0

I am playing around with shell scripts that use ANSI codes and found that for one reason or another different escape codes are supported depending on your terminal/OS.

In some cases I get a dump of unparsed gunk unexpectedly, which I'm assuming means my terminal (on Mac OS) doesn't support that escape code used, despite having read in a number of places that these mean the same thing:

27 = 033 = 0x1b = ^[ = \e

In searching I found this question about detecting slash-escaped support.

The selected answer sniffs the $TERM value to detect

case $TERM in
  (|color(|?))(([Ekx]|dt|(ai|n)x)term|rxvt|screen*)*)
    PS1=$'\e\]0;$GENERATED_WINDOW_TITLE\a'"$PS1"
esac

But I wonder how reliable that is.

Is there a standard way to check for escape code support (primarily for Bash), or is that script pretty much the run of the mill?

  • Alternatively, what escape code can I use to 'guarantee' the most wide-spread support?
  • What about echo expansion -e?
  • What are general best practices in terms of portability/availability/distribution for scripts that use or reference control codes?

This is a nice read too for anyone else looking for info.

  • 4
    As mentioned in the documentation you reference: "It is generally not good practice to hard-wire terminal controls into programs.
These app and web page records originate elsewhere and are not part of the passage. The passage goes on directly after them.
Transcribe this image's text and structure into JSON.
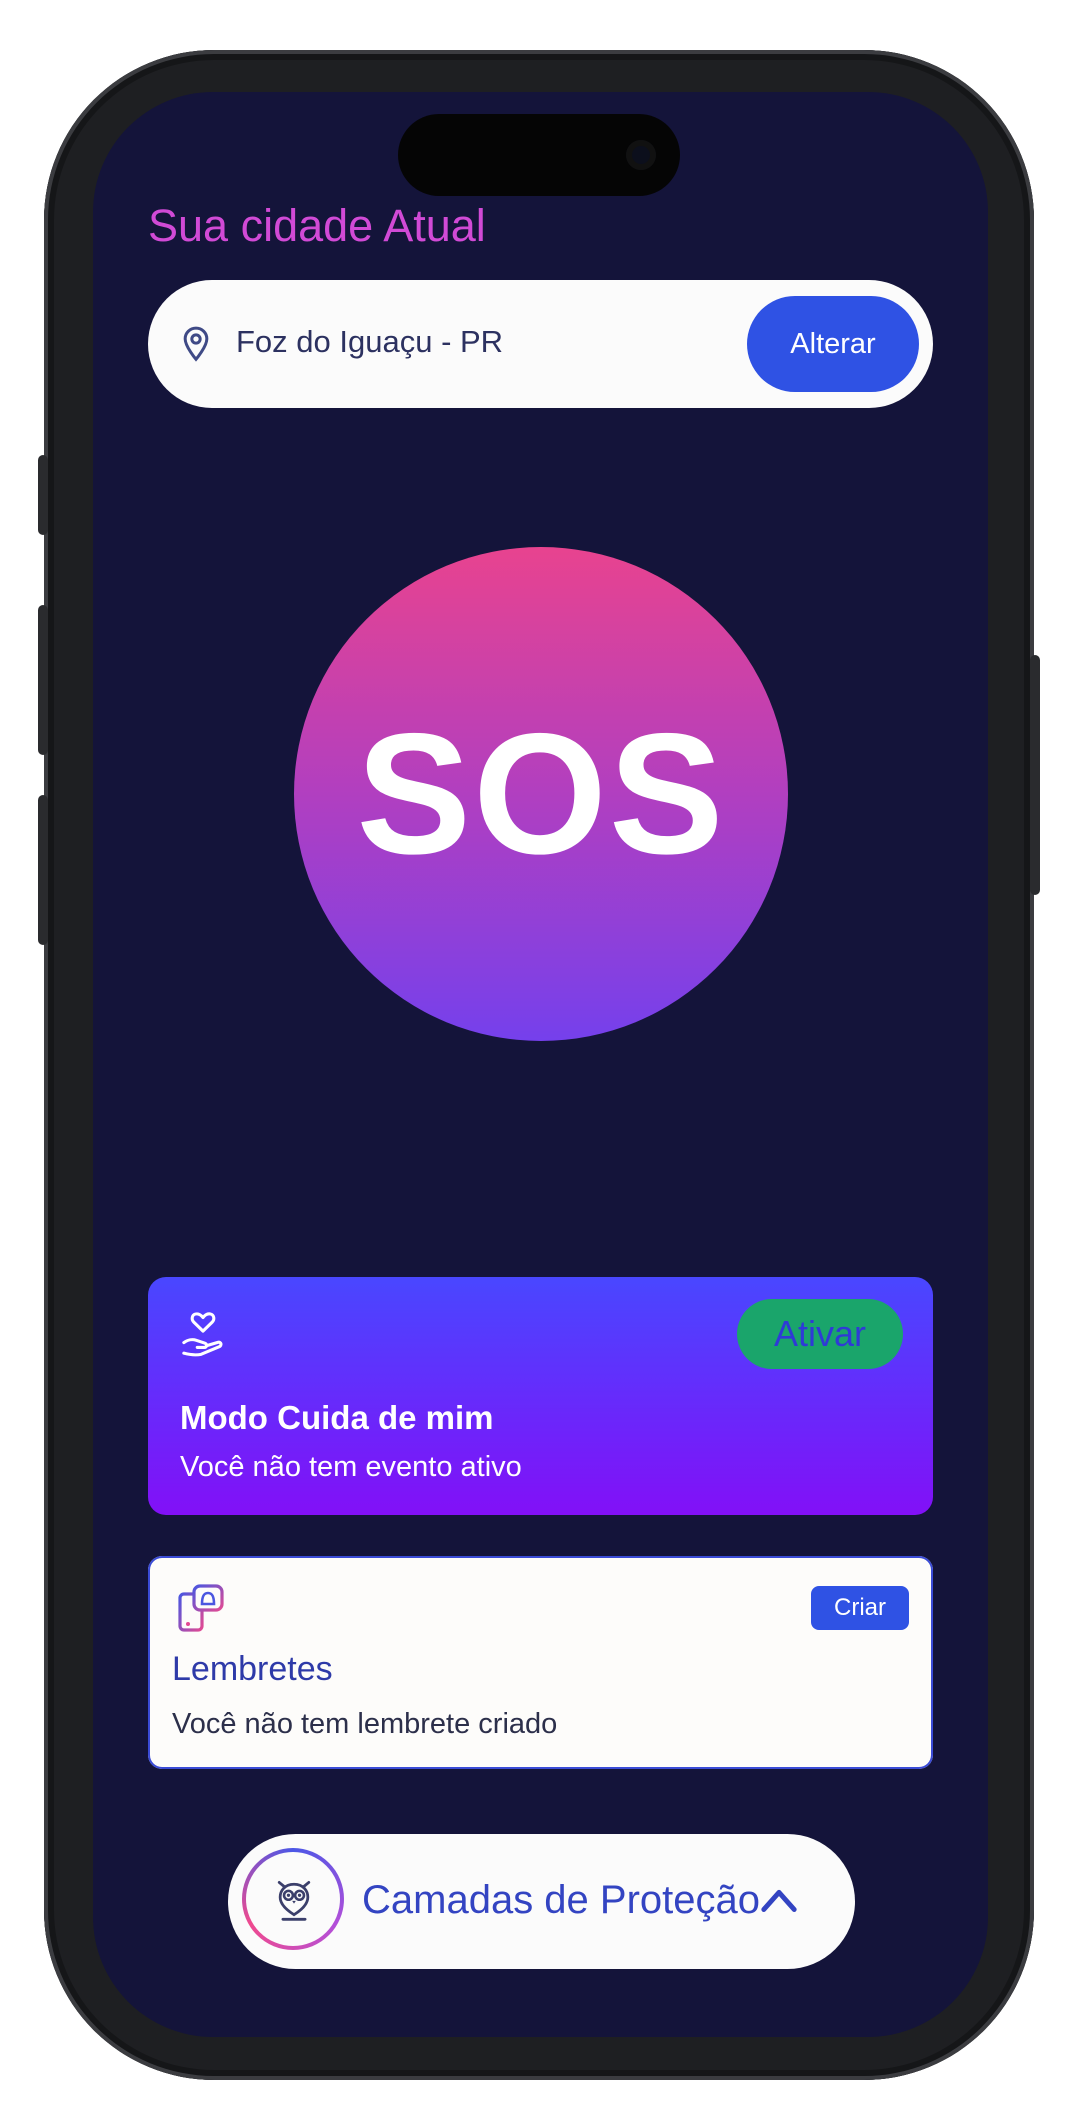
{
  "header": {
    "title": "Sua cidade Atual"
  },
  "location": {
    "city": "Foz do Iguaçu - PR",
    "change_label": "Alterar"
  },
  "sos": {
    "label": "SOS"
  },
  "care_mode": {
    "title": "Modo Cuida de mim",
    "subtitle": "Você não tem evento ativo",
    "action_label": "Ativar"
  },
  "reminders": {
    "title": "Lembretes",
    "subtitle": "Você não tem lembrete criado",
    "action_label": "Criar"
  },
  "protection": {
    "label": "Camadas de Proteção"
  },
  "icons": {
    "location": "map-pin-icon",
    "care": "heart-hand-icon",
    "reminder": "phone-bell-icon",
    "owl": "owl-pin-icon",
    "expand": "chevron-up-icon"
  },
  "colors": {
    "background": "#14143a",
    "accent_blue": "#2f52e4",
    "title_magenta": "#d14ad6",
    "activate_green": "#1aa56b",
    "sos_top": "#e8438f",
    "sos_bottom": "#7540ec"
  }
}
Linux supports a terminfo(5) database of terminal capabilities. Rather than emitting console escape sequences by hand, you will almost always want to use a terminfo-aware screen library or utility such as ncurses(3), tput(1), or reset(1)." – Patrick Oct 6 '14 at 23:21
  • @Patrick - I've been trying a bunch of different things, and tput didnt work for me oob. – qodeninja Oct 6 '14 at 23:37
  • 1
    There's no universal way of detecting all supported output sequences. If you're running under a true xterm however, you can query for termcap codes, see "Request Termcap/Terminfo String" in invisible-island.net/xterm/ctlseqs/ctlseqs.html – o11c Oct 7 '14 at 0:01
3
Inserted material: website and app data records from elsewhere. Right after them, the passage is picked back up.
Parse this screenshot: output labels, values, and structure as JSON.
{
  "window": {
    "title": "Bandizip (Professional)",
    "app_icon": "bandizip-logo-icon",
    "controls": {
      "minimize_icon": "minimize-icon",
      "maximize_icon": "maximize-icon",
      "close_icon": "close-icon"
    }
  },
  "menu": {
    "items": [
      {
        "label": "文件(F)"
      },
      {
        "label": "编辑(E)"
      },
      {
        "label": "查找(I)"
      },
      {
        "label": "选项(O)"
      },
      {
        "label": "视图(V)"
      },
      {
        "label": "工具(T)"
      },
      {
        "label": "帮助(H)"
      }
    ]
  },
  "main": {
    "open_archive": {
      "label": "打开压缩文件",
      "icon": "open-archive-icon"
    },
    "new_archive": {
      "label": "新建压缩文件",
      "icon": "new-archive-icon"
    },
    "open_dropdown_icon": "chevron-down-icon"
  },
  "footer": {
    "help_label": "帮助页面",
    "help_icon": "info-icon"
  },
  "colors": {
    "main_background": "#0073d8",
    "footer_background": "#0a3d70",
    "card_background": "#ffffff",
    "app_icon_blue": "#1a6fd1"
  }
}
Have you got specific operations in mind?

Here is an example of using standout mode, which on many terminals will give a strong visible result:

tput smso; echo hello, world; tput rmso

If you were to pipe the sequence to, say, cat, the highlighting would become an empty operation because a pipe isn't a device that understands standout mode:

( tput smso; echo hello, world; tput rmso ) | cat

Interesting characteristic pairs can be found in man 5 terminfo, some of which are as follows:

  • Standout: smso and rmso
  • Underline: smul and rmul
  • Blink (yes!): blink
  • Doublewide: swidm and rwidm
  • Reverse: rev
  • Cancel all: sgr0
2

Actually it is possible to inquire DEC terminals (and their clones and emulations, including xterm) about their capabilities; just not about individual escape sequence support (or its completeness). UNIX generally doesn't use this feature, relying on termcap/terminfo databases (which document the quirks as well).

For reference, the sequences are DA ("Device Attributes", ANSI standard) and DECID ("Identify Terminal", DEC private).

Your Answer

By clicking “Post Your Answer”, you agree to our terms of service, privacy policy and cookie policy

Not the answer you're looking for? Browse other questions tagged or ask your own question.